John Adams to Abigail Adams
Philadelphia January 21. 1794.
My dearest Friend
We go Slowly forward: So Slowly as to produce no Results, which is a better course than to run rapidly in a Career of Mischief.
I go to Senate every day, read the News papers before I go and the Public Papers afterwards, see a few Friends once a Week, go to Church on Sundays; write now and then a Line to you and to Nabby: and oftener to Charles than to his Brothers to See if I can fix his Attention and excite his Ambition: in which design I flatter myself I shall have Success.
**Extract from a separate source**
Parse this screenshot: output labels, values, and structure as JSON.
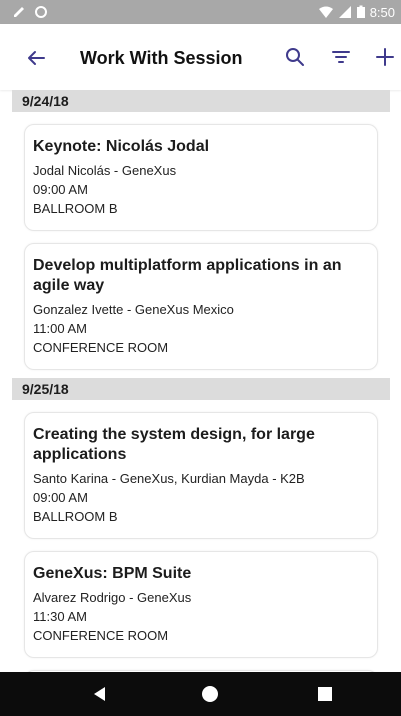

John may pursue his Studies and Practice with Confidence as well as Patience. His Talents, his Virtues his Studies and his Writings are not unknown, nor will they go without their Recompence, if Trouble is a Recompence for Trouble. If the People neglect him the Government will not: if the Government neglect him the People will not, at least very long.
Thomas is reading Clarendon, in order to form a Judgment of the Duration of the French Republick; and all other such Democratical Republicks which may arise in the great Maritime and commercial, Avaricious and corrupted Nations of Europe.
Cheesman I hear is returned to Boston— Our Trunk had better be taken out. Thomas’s Books and Boots should be Sent here: but the rest may be carried to Quincy. I want nothing and Brisler says having done without his Things so long, he had rather do without them now till We return.
The Senators and Reps. Say that We must Sit here till May— Some hope to be up in April. I cannot flatter myself to be at home till the first of May. If the Yellow Fever Should make its Appearance, We Shall Seperate earlier, but the general Opinion and universal hope is that it will not return at all: at least till after the extream Heats of summer.
I am affectionately yours
RC (Adams Papers); endorsed: “Janry / 21 1794.”